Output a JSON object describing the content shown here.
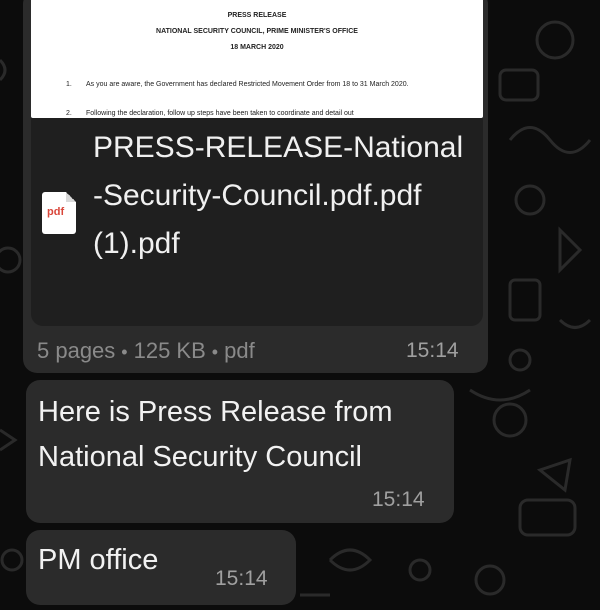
{
  "document_message": {
    "preview": {
      "heading": "PRESS RELEASE",
      "org": "NATIONAL SECURITY COUNCIL, PRIME MINISTER'S OFFICE",
      "date": "18 MARCH 2020",
      "para1_num": "1.",
      "para1_text": "As you are aware, the Government has declared Restricted Movement Order from 18 to 31 March 2020.",
      "para2_num": "2.",
      "para2_text": "Following the declaration, follow up steps have been taken to coordinate and detail out"
    },
    "file_icon_label": "pdf",
    "file_name": "PRESS-RELEASE-National-Security-Council.pdf.pdf (1).pdf",
    "pages": "5 pages",
    "size": "125 KB",
    "type": "pdf",
    "time": "15:14"
  },
  "messages": [
    {
      "text": "Here is Press Release from National Security Council",
      "time": "15:14"
    },
    {
      "text": "PM office",
      "time": "15:14"
    }
  ]
}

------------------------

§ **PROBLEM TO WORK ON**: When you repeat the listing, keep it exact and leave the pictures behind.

§ **YOUR SOLUTION**:
Output a JSON object describing the content shown here.
{
  "document_message": {
    "preview": {
      "heading": "PRESS RELEASE",
      "org": "NATIONAL SECURITY COUNCIL, PRIME MINISTER'S OFFICE",
      "date": "18 MARCH 2020",
      "para1_num": "1.",
      "para1_text": "As you are aware, the Government has declared Restricted Movement Order from 18 to 31 March 2020.",
      "para2_num": "2.",
      "para2_text": "Following the declaration, follow up steps have been taken to coordinate and detail out"
    },
    "file_icon_label": "pdf",
    "file_name": "PRESS-RELEASE-National-Security-Council.pdf.pdf (1).pdf",
    "pages": "5 pages",
    "size": "125 KB",
    "type": "pdf",
    "time": "15:14"
  },
  "messages": [
    {
      "text": "Here is Press Release from National Security Council",
      "time": "15:14"
    },
    {
      "text": "PM office",
      "time": "15:14"
    }
  ]
}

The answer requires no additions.